→ **Activity**: Write the data out again exactly, with every picture removed.

→ **Dataset content**:
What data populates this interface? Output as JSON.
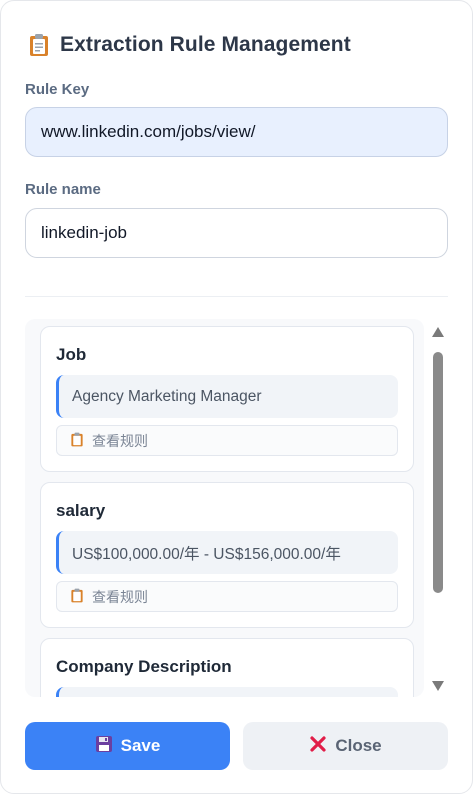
{
  "header": {
    "title": "Extraction Rule Management",
    "icon": "clipboard-icon"
  },
  "form": {
    "rule_key": {
      "label": "Rule Key",
      "value": "www.linkedin.com/jobs/view/"
    },
    "rule_name": {
      "label": "Rule name",
      "value": "linkedin-job"
    }
  },
  "fields": [
    {
      "name": "Job",
      "value": "Agency Marketing Manager",
      "rule_label": "查看规则"
    },
    {
      "name": "salary",
      "value": "US$100,000.00/年 - US$156,000.00/年",
      "rule_label": "查看规则"
    },
    {
      "name": "Company Description",
      "value": "",
      "rule_label": ""
    }
  ],
  "actions": {
    "save_label": "Save",
    "close_label": "Close"
  },
  "colors": {
    "accent": "#3b82f6",
    "readonly_bg": "#e8f0fe",
    "close_x": "#e11d48"
  }
}
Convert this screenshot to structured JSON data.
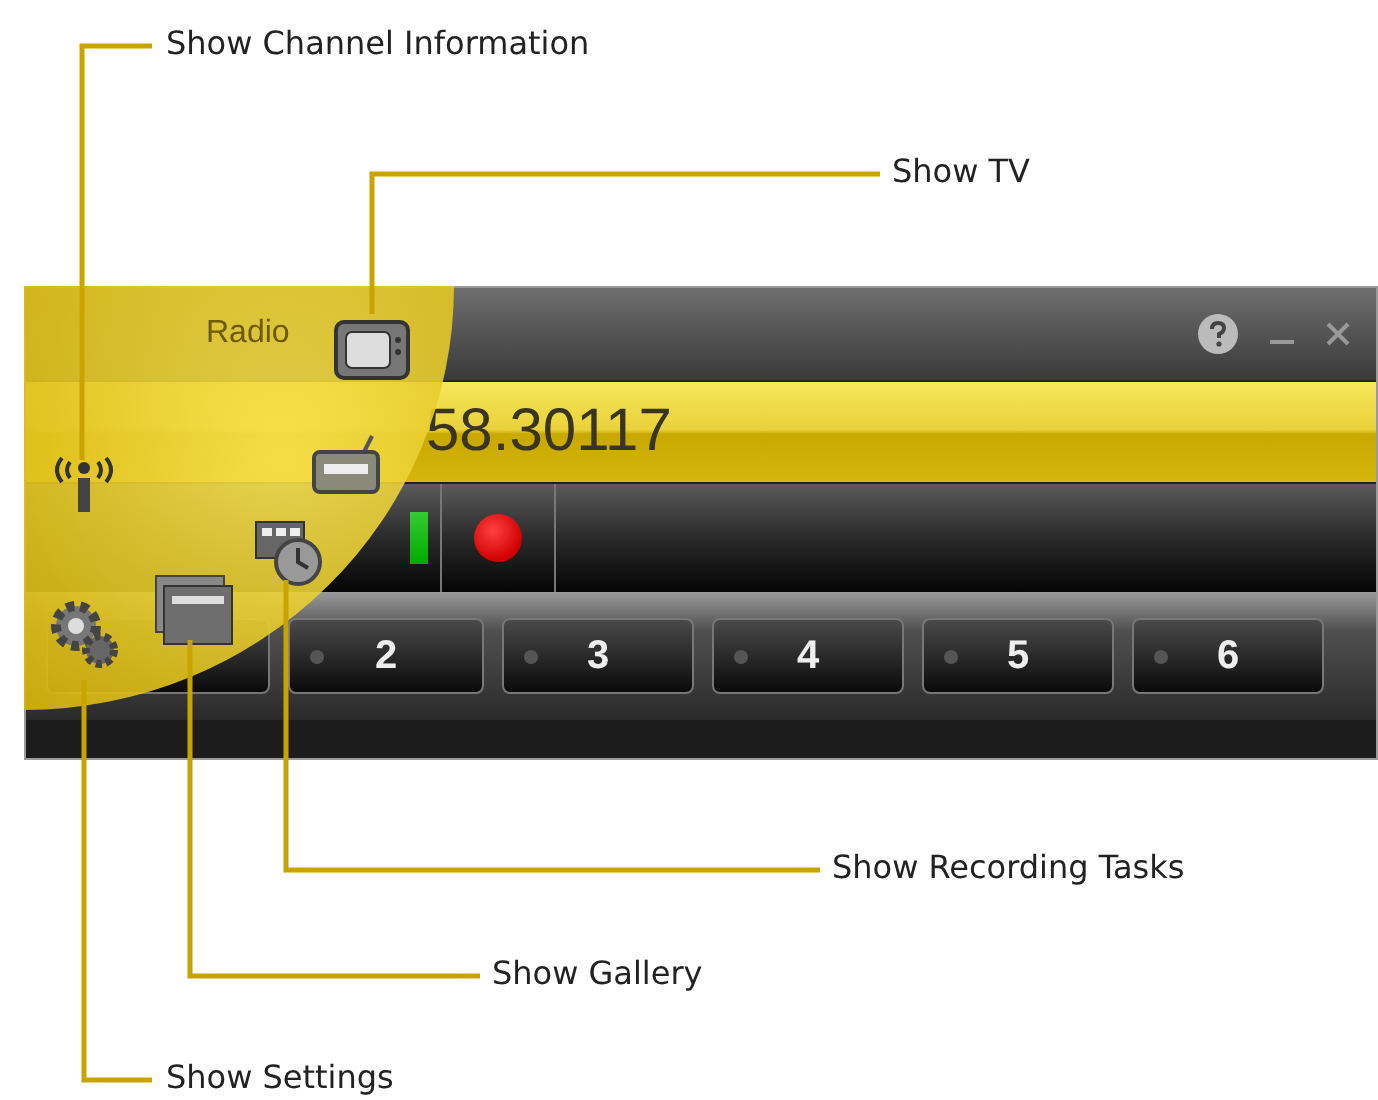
{
  "window": {
    "title": "Radio",
    "frequency": "58.30117",
    "presets": [
      {
        "label": "2"
      },
      {
        "label": "3"
      },
      {
        "label": "4"
      },
      {
        "label": "5"
      },
      {
        "label": "6"
      }
    ]
  },
  "callouts": [
    {
      "label": "Show Channel Information"
    },
    {
      "label": "Show TV"
    },
    {
      "label": "Show Recording Tasks"
    },
    {
      "label": "Show Gallery"
    },
    {
      "label": "Show Settings"
    }
  ]
}
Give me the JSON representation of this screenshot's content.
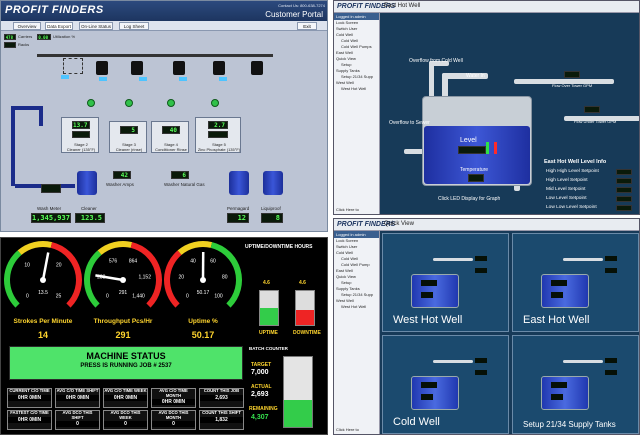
{
  "panel1": {
    "logo": "PROFIT FINDERS",
    "contact": "Contact Us: 800-638-7274",
    "portal": "Customer Portal",
    "tabs": [
      "Overview",
      "Data Export",
      "On-Line Status",
      "Log Sheet"
    ],
    "exit": "Exit",
    "left_labels": [
      "Carriers",
      "Racks",
      "Utilization %"
    ],
    "left_values": [
      "478",
      "0.00"
    ],
    "stations": [
      {
        "value": "13.7",
        "label": "Stage 2\nCleaner (135°F)"
      },
      {
        "value": "5",
        "label": "Stage 3\nCleaner (rinse)"
      },
      {
        "value": "40",
        "label": "Stage 4\nConditioner Rinse"
      },
      {
        "value": "2.7",
        "label": "Stage 5\nZinc Phosphate (135°F)"
      }
    ],
    "bottom_labels": [
      "Wash Meter",
      "Cleaner",
      "Washer Amps",
      "Washer Natural Gas",
      "Permagard",
      "Liquiproof"
    ],
    "bottom_values": [
      "1,345,937",
      "123.5",
      "42",
      "6",
      "12",
      "8"
    ]
  },
  "panel2": {
    "logo": "PROFIT FINDERS",
    "title": "East Hot Well",
    "sidebar_title": "Logged in admin",
    "sidebar": [
      {
        "t": "Lock Screen",
        "lvl": 1
      },
      {
        "t": "Switch User",
        "lvl": 1
      },
      {
        "t": "Cold Well",
        "lvl": 1
      },
      {
        "t": "Cold Well",
        "lvl": 2
      },
      {
        "t": "Cold Well Pumps",
        "lvl": 2
      },
      {
        "t": "East Well",
        "lvl": 1
      },
      {
        "t": "Quick View",
        "lvl": 1
      },
      {
        "t": "Setup",
        "lvl": 2
      },
      {
        "t": "Supply Tanks",
        "lvl": 1
      },
      {
        "t": "Setup 21/34 Supp",
        "lvl": 2
      },
      {
        "t": "West Well",
        "lvl": 1
      },
      {
        "t": "West Hot Well",
        "lvl": 2
      }
    ],
    "labels": {
      "overflow_cold": "Overflow from Cold Well",
      "water_in": "Water In",
      "overflow_sewer": "Overflow to Sewer",
      "level": "Level",
      "temperature": "Temperature",
      "flow_over": "Flow Over Tower GPM",
      "flow_under": "Flow Under Tower GPM",
      "click_led": "Click LED Display for Graph",
      "info_title": "East Hot Well Level Info",
      "click_here": "Click Here to"
    },
    "setpoints": [
      "High High Level Setpoint",
      "High Level Setpoint",
      "Mid Level Setpoint",
      "Low Level Setpoint",
      "Low Low Level Setpoint"
    ]
  },
  "panel3": {
    "gauges": [
      {
        "title": "Strokes Per Minute",
        "value": "14",
        "needle": "13.5",
        "ticks": [
          "10",
          "20",
          "0",
          "25"
        ]
      },
      {
        "title": "Throughput Pcs/Hr",
        "value": "291",
        "needle": "291",
        "ticks": [
          "576",
          "864",
          "288",
          "1,152",
          "0",
          "1,440"
        ]
      },
      {
        "title": "Uptime %",
        "value": "50.17",
        "needle": "50.17",
        "ticks": [
          "40",
          "60",
          "20",
          "80",
          "0",
          "100"
        ]
      }
    ],
    "updown_title": "UPTIME/DOWNTIME HOURS",
    "uptime_value": "4.6",
    "downtime_value": "4.6",
    "uptime_label": "UPTIME",
    "downtime_label": "DOWNTIME",
    "uptime_fraction": 0.5,
    "downtime_fraction": 0.45,
    "machine_status_title": "MACHINE STATUS",
    "machine_status_text": "PRESS IS RUNNING JOB # 2537",
    "batch_title": "BATCH COUNTER",
    "target_label": "TARGET",
    "target_value": "7,000",
    "actual_label": "ACTUAL",
    "actual_value": "2,693",
    "remaining_label": "REMAINING",
    "remaining_value": "4,307",
    "batch_fraction": 0.38,
    "cells_row1": [
      {
        "h": "CURRENT C/O TIME",
        "v": "0HR   0MIN"
      },
      {
        "h": "AVG C/O TIME SHIFT",
        "v": "0HR   0MIN"
      },
      {
        "h": "AVG C/O TIME WEEK",
        "v": "0HR   0MIN"
      },
      {
        "h": "AVG C/O TIME MONTH",
        "v": "0HR   0MIN"
      },
      {
        "h": "COUNT THIS JOB",
        "v": "2,693"
      }
    ],
    "cells_row2": [
      {
        "h": "FASTEST C/O TIME",
        "v": "0HR   0MIN"
      },
      {
        "h": "AVG DCO THIS SHIFT",
        "v": "0"
      },
      {
        "h": "AVG DCO THIS WEEK",
        "v": "0"
      },
      {
        "h": "AVG DCO THIS MONTH",
        "v": "0"
      },
      {
        "h": "COUNT THIS SHIFT",
        "v": "1,832"
      }
    ]
  },
  "panel4": {
    "logo": "PROFIT FINDERS",
    "title": "Quick View",
    "sidebar_title": "Logged in admin",
    "sidebar": [
      {
        "t": "Lock Screen",
        "lvl": 1
      },
      {
        "t": "Switch User",
        "lvl": 1
      },
      {
        "t": "Cold Well",
        "lvl": 1
      },
      {
        "t": "Cold Well",
        "lvl": 2
      },
      {
        "t": "Cold Well Pump",
        "lvl": 2
      },
      {
        "t": "East Well",
        "lvl": 1
      },
      {
        "t": "Quick View",
        "lvl": 1
      },
      {
        "t": "Setup",
        "lvl": 2
      },
      {
        "t": "Supply Tanks",
        "lvl": 1
      },
      {
        "t": "Setup 21/34 Supp",
        "lvl": 2
      },
      {
        "t": "West Well",
        "lvl": 1
      },
      {
        "t": "West Hot Well",
        "lvl": 2
      }
    ],
    "quads": [
      "West Hot Well",
      "East Hot Well",
      "Cold Well",
      "Setup 21/34 Supply Tanks"
    ],
    "click_here": "Click Here to"
  }
}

→ **Answer area**:
What data populates this interface? Output as JSON.
{
  "header": {
    "title": "Extraction Rule Management",
    "icon": "clipboard-icon"
  },
  "form": {
    "rule_key": {
      "label": "Rule Key",
      "value": "www.linkedin.com/jobs/view/"
    },
    "rule_name": {
      "label": "Rule name",
      "value": "linkedin-job"
    }
  },
  "fields": [
    {
      "name": "Job",
      "value": "Agency Marketing Manager",
      "rule_label": "查看规则"
    },
    {
      "name": "salary",
      "value": "US$100,000.00/年 - US$156,000.00/年",
      "rule_label": "查看规则"
    },
    {
      "name": "Company Description",
      "value": "",
      "rule_label": ""
    }
  ],
  "actions": {
    "save_label": "Save",
    "close_label": "Close"
  },
  "colors": {
    "accent": "#3b82f6",
    "readonly_bg": "#e8f0fe",
    "close_x": "#e11d48"
  }
}
Convert this screenshot to structured JSON data.
{
  "window": {
    "title": "Radio",
    "frequency": "58.30117",
    "presets": [
      {
        "label": "2"
      },
      {
        "label": "3"
      },
      {
        "label": "4"
      },
      {
        "label": "5"
      },
      {
        "label": "6"
      }
    ]
  },
  "callouts": [
    {
      "label": "Show Channel Information"
    },
    {
      "label": "Show TV"
    },
    {
      "label": "Show Recording Tasks"
    },
    {
      "label": "Show Gallery"
    },
    {
      "label": "Show Settings"
    }
  ]
}
Give me the JSON representation of this screenshot's content.
{
  "panel1": {
    "logo": "PROFIT FINDERS",
    "contact": "Contact Us: 800-638-7274",
    "portal": "Customer Portal",
    "tabs": [
      "Overview",
      "Data Export",
      "On-Line Status",
      "Log Sheet"
    ],
    "exit": "Exit",
    "left_labels": [
      "Carriers",
      "Racks",
      "Utilization %"
    ],
    "left_values": [
      "478",
      "0.00"
    ],
    "stations": [
      {
        "value": "13.7",
        "label": "Stage 2\nCleaner (135°F)"
      },
      {
        "value": "5",
        "label": "Stage 3\nCleaner (rinse)"
      },
      {
        "value": "40",
        "label": "Stage 4\nConditioner Rinse"
      },
      {
        "value": "2.7",
        "label": "Stage 5\nZinc Phosphate (135°F)"
      }
    ],
    "bottom_labels": [
      "Wash Meter",
      "Cleaner",
      "Washer Amps",
      "Washer Natural Gas",
      "Permagard",
      "Liquiproof"
    ],
    "bottom_values": [
      "1,345,937",
      "123.5",
      "42",
      "6",
      "12",
      "8"
    ]
  },
  "panel2": {
    "logo": "PROFIT FINDERS",
    "title": "East Hot Well",
    "sidebar_title": "Logged in admin",
    "sidebar": [
      {
        "t": "Lock Screen",
        "lvl": 1
      },
      {
        "t": "Switch User",
        "lvl": 1
      },
      {
        "t": "Cold Well",
        "lvl": 1
      },
      {
        "t": "Cold Well",
        "lvl": 2
      },
      {
        "t": "Cold Well Pumps",
        "lvl": 2
      },
      {
        "t": "East Well",
        "lvl": 1
      },
      {
        "t": "Quick View",
        "lvl": 1
      },
      {
        "t": "Setup",
        "lvl": 2
      },
      {
        "t": "Supply Tanks",
        "lvl": 1
      },
      {
        "t": "Setup 21/34 Supp",
        "lvl": 2
      },
      {
        "t": "West Well",
        "lvl": 1
      },
      {
        "t": "West Hot Well",
        "lvl": 2
      }
    ],
    "labels": {
      "overflow_cold": "Overflow from Cold Well",
      "water_in": "Water In",
      "overflow_sewer": "Overflow to Sewer",
      "level": "Level",
      "temperature": "Temperature",
      "flow_over": "Flow Over Tower GPM",
      "flow_under": "Flow Under Tower GPM",
      "click_led": "Click LED Display for Graph",
      "info_title": "East Hot Well Level Info",
      "click_here": "Click Here to"
    },
    "setpoints": [
      "High High Level Setpoint",
      "High Level Setpoint",
      "Mid Level Setpoint",
      "Low Level Setpoint",
      "Low Low Level Setpoint"
    ]
  },
  "panel3": {
    "gauges": [
      {
        "title": "Strokes Per Minute",
        "value": "14",
        "needle": "13.5",
        "ticks": [
          "10",
          "20",
          "0",
          "25"
        ]
      },
      {
        "title": "Throughput Pcs/Hr",
        "value": "291",
        "needle": "291",
        "ticks": [
          "576",
          "864",
          "288",
          "1,152",
          "0",
          "1,440"
        ]
      },
      {
        "title": "Uptime %",
        "value": "50.17",
        "needle": "50.17",
        "ticks": [
          "40",
          "60",
          "20",
          "80",
          "0",
          "100"
        ]
      }
    ],
    "updown_title": "UPTIME/DOWNTIME HOURS",
    "uptime_value": "4.6",
    "downtime_value": "4.6",
    "uptime_label": "UPTIME",
    "downtime_label": "DOWNTIME",
    "uptime_fraction": 0.5,
    "downtime_fraction": 0.45,
    "machine_status_title": "MACHINE STATUS",
    "machine_status_text": "PRESS IS RUNNING JOB # 2537",
    "batch_title": "BATCH COUNTER",
    "target_label": "TARGET",
    "target_value": "7,000",
    "actual_label": "ACTUAL",
    "actual_value": "2,693",
    "remaining_label": "REMAINING",
    "remaining_value": "4,307",
    "batch_fraction": 0.38,
    "cells_row1": [
      {
        "h": "CURRENT C/O TIME",
        "v": "0HR   0MIN"
      },
      {
        "h": "AVG C/O TIME SHIFT",
        "v": "0HR   0MIN"
      },
      {
        "h": "AVG C/O TIME WEEK",
        "v": "0HR   0MIN"
      },
      {
        "h": "AVG C/O TIME MONTH",
        "v": "0HR   0MIN"
      },
      {
        "h": "COUNT THIS JOB",
        "v": "2,693"
      }
    ],
    "cells_row2": [
      {
        "h": "FASTEST C/O TIME",
        "v": "0HR   0MIN"
      },
      {
        "h": "AVG DCO THIS SHIFT",
        "v": "0"
      },
      {
        "h": "AVG DCO THIS WEEK",
        "v": "0"
      },
      {
        "h": "AVG DCO THIS MONTH",
        "v": "0"
      },
      {
        "h": "COUNT THIS SHIFT",
        "v": "1,832"
      }
    ]
  },
  "panel4": {
    "logo": "PROFIT FINDERS",
    "title": "Quick View",
    "sidebar_title": "Logged in admin",
    "sidebar": [
      {
        "t": "Lock Screen",
        "lvl": 1
      },
      {
        "t": "Switch User",
        "lvl": 1
      },
      {
        "t": "Cold Well",
        "lvl": 1
      },
      {
        "t": "Cold Well",
        "lvl": 2
      },
      {
        "t": "Cold Well Pump",
        "lvl": 2
      },
      {
        "t": "East Well",
        "lvl": 1
      },
      {
        "t": "Quick View",
        "lvl": 1
      },
      {
        "t": "Setup",
        "lvl": 2
      },
      {
        "t": "Supply Tanks",
        "lvl": 1
      },
      {
        "t": "Setup 21/34 Supp",
        "lvl": 2
      },
      {
        "t": "West Well",
        "lvl": 1
      },
      {
        "t": "West Hot Well",
        "lvl": 2
      }
    ],
    "quads": [
      "West Hot Well",
      "East Hot Well",
      "Cold Well",
      "Setup 21/34 Supply Tanks"
    ],
    "click_here": "Click Here to"
  }
}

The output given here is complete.